Georgia, Florida and Tennessee have seen cases of H3N2, the same viral strain identified in a March 2015 outbreak in the Chicago area, making dogs sick with fever, coughing, sneezing and other respiratory signs. Many of these dogs experienced decreased appetite and some even progressed to secondary pneumonia.

"While we've not seen any cases or had reports, it is important for animal owners to be aware of symptoms, especially as they travel with their pets this summer," said Lenore Bacek, an assistant clinical professor in the Emergency and Critical Care Service in the Wilford and Kate Bailey Small Animal Teaching Hospital at Auburn.

"Canine influenza is highly contagious, and dogs seem to be able to spread it even before they are clinically ill," she said.

Typical symptoms of canine influenza include: coughing; sneezing; fever; clear nasal discharge that progresses to thick, yellowish-green mucus; rapid or difficult breathing; loss of appetite; and lethargy.

If you suspect your pet may have canine influenza or has been exposed to it, Bacek recommends a phone call to your primary care veterinarian.

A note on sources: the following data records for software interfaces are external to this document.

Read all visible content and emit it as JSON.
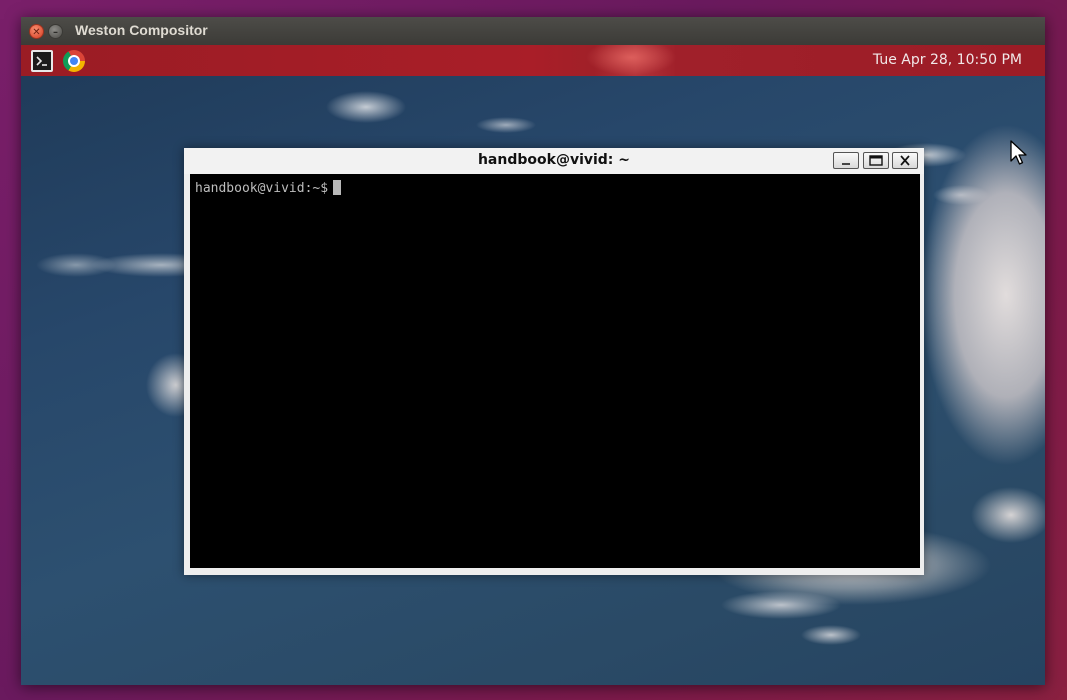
{
  "window": {
    "title": "Weston Compositor",
    "close_icon": "close-icon",
    "minimize_icon": "minimize-icon"
  },
  "panel": {
    "launchers": [
      {
        "name": "terminal",
        "icon": "terminal-icon"
      },
      {
        "name": "chrome",
        "icon": "chrome-icon"
      }
    ],
    "clock": "Tue Apr 28, 10:50 PM",
    "color": "#a51e28"
  },
  "terminal": {
    "title": "handbook@vivid: ~",
    "prompt": "handbook@vivid:~$",
    "buttons": {
      "minimize_icon": "minimize-icon",
      "maximize_icon": "maximize-icon",
      "close_icon": "close-icon"
    }
  }
}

After hours or in an emergency situation, facilities like the Emergency and Critical Care Service, which is open 24 hours, can assist pets and animal owners.

Dogs considered to be at highest risk are those that participate in social activities or encounter groups of other dogs: boarding and grooming facilities, dog parks, dog shows and shelters are all potential venues for transmission.

The American Kennel Club, or AKC, issued a statement to dog show exhibitors in the Southeast, warning of reports of sick dogs from Georgia and Florida dog shows. The AKC is recommending that if a dog seems ill, it should not be exposed to other dogs and should see a veterinarian concerning the possibility of influenza.

The American Veterinary Medical Association has a few tips for veterinarians and pet owners:

  • Any dog showing signs of respiratory disease should see a veterinarian as soon as possible.

  • Veterinarians with patients that may travel, especially into or out of Southeast, should consider offering a canine influenza vaccine.

  • Any dog that resides in or has recently traveled to the Southeast should be closely observed for signs of respiratory disease.

  • Any dog that becomes ill with canine influenza should be isolated for at least 21 days after illness to limit the spread of the virus.

For more information, check out the AVMA’s links:

The College of Veterinary Medicine is the South’s original and nation’s seventh oldest veterinary medical program, celebrating 125 years. We prepare individuals for careers of excellence in veterinary medicine, including private and public practice, industrial medicine, academics, and research. The college provides programs of instruction, research, outreach, and service that are in the best interests of the citizens of the state of Alabama, the region, the nation, and the world.